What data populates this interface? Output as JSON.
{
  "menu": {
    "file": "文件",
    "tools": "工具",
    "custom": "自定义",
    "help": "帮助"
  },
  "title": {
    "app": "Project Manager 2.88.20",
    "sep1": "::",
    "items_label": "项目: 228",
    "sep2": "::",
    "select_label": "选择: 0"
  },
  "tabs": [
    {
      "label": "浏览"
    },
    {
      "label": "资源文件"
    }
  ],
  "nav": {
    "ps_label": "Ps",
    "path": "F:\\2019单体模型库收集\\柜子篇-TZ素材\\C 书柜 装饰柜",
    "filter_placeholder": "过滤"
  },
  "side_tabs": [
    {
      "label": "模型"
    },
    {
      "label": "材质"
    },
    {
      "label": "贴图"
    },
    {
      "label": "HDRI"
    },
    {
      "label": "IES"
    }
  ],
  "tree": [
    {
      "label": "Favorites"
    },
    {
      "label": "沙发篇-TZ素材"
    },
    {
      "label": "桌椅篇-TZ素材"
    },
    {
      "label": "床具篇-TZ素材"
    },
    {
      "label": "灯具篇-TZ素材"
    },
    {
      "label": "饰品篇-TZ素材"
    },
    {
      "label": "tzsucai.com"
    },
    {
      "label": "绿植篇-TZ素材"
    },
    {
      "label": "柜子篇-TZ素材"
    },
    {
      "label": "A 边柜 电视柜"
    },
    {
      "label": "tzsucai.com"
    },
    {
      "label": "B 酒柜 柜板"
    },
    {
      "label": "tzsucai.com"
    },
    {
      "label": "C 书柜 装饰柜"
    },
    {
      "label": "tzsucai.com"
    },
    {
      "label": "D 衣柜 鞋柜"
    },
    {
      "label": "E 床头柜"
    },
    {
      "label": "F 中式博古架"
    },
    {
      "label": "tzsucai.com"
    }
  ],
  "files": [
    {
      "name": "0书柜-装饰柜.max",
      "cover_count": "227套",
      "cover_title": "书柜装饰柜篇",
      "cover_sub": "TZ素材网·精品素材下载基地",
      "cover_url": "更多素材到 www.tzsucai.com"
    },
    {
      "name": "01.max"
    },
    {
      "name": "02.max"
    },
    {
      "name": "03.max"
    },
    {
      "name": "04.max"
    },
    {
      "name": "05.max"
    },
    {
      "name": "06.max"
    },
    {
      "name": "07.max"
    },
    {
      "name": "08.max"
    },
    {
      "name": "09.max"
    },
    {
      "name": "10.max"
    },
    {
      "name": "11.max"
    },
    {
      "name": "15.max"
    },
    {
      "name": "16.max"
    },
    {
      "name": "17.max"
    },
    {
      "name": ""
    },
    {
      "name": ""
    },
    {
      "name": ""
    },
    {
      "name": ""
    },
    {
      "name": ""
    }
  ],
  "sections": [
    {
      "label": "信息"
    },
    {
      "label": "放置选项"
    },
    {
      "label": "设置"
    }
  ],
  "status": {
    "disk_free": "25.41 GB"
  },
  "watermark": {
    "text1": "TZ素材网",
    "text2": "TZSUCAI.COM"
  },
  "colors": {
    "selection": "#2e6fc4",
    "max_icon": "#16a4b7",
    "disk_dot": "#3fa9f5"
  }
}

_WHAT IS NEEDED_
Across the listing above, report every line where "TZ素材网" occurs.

_TASK OUTPUT_
      "cover_sub": "TZ素材网·精品素材下载基地",
    "text1": "TZ素材网",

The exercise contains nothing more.